──────── Records provided

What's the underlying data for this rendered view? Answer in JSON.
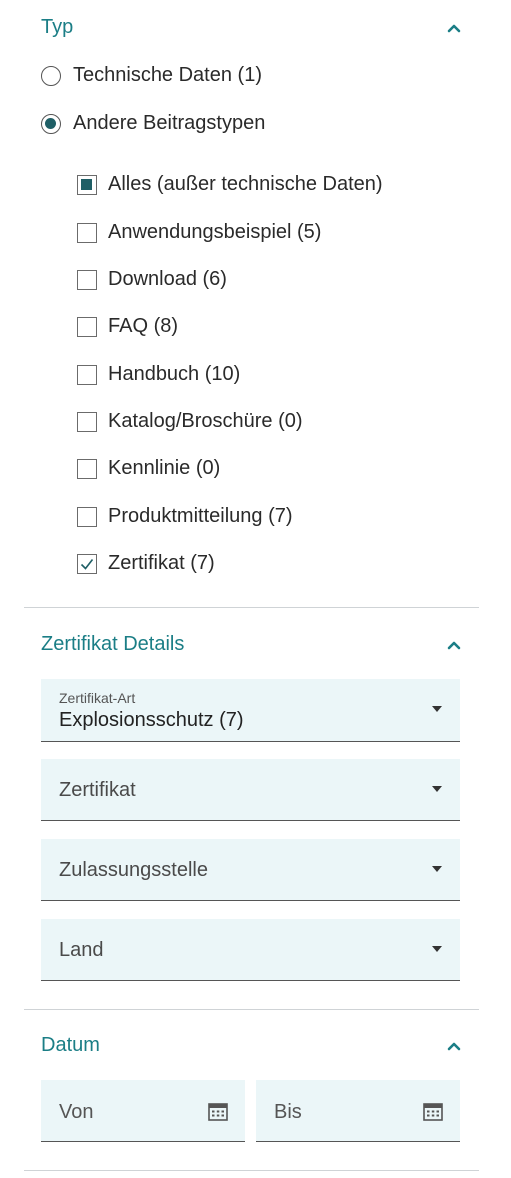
{
  "typ": {
    "title": "Typ",
    "radios": [
      {
        "label": "Technische Daten (1)",
        "selected": false
      },
      {
        "label": "Andere Beitragstypen",
        "selected": true
      }
    ],
    "checkboxes": [
      {
        "label": "Alles (außer technische Daten)",
        "state": "partial"
      },
      {
        "label": "Anwendungsbeispiel (5)",
        "state": "unchecked"
      },
      {
        "label": "Download (6)",
        "state": "unchecked"
      },
      {
        "label": "FAQ (8)",
        "state": "unchecked"
      },
      {
        "label": "Handbuch (10)",
        "state": "unchecked"
      },
      {
        "label": "Katalog/Broschüre (0)",
        "state": "unchecked"
      },
      {
        "label": "Kennlinie (0)",
        "state": "unchecked"
      },
      {
        "label": "Produktmitteilung (7)",
        "state": "unchecked"
      },
      {
        "label": "Zertifikat (7)",
        "state": "checked"
      }
    ]
  },
  "zertifikat_details": {
    "title": "Zertifikat Details",
    "zertifikat_art": {
      "label": "Zertifikat-Art",
      "value": "Explosionsschutz (7)"
    },
    "zertifikat": {
      "placeholder": "Zertifikat"
    },
    "zulassungsstelle": {
      "placeholder": "Zulassungsstelle"
    },
    "land": {
      "placeholder": "Land"
    }
  },
  "datum": {
    "title": "Datum",
    "von": {
      "placeholder": "Von"
    },
    "bis": {
      "placeholder": "Bis"
    }
  },
  "colors": {
    "accent": "#1b7e86",
    "field_bg": "#ebf6f8",
    "check_fill": "#1f5f66"
  },
  "icons": {
    "collapse": "chevron-up-icon",
    "dropdown": "caret-down-icon",
    "date": "calendar-icon"
  }
}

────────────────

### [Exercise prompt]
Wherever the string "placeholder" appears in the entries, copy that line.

### [Answer for the task]
      "placeholder": "Zertifikat"
      "placeholder": "Zulassungsstelle"
      "placeholder": "Land"
      "placeholder": "Von"
      "placeholder": "Bis"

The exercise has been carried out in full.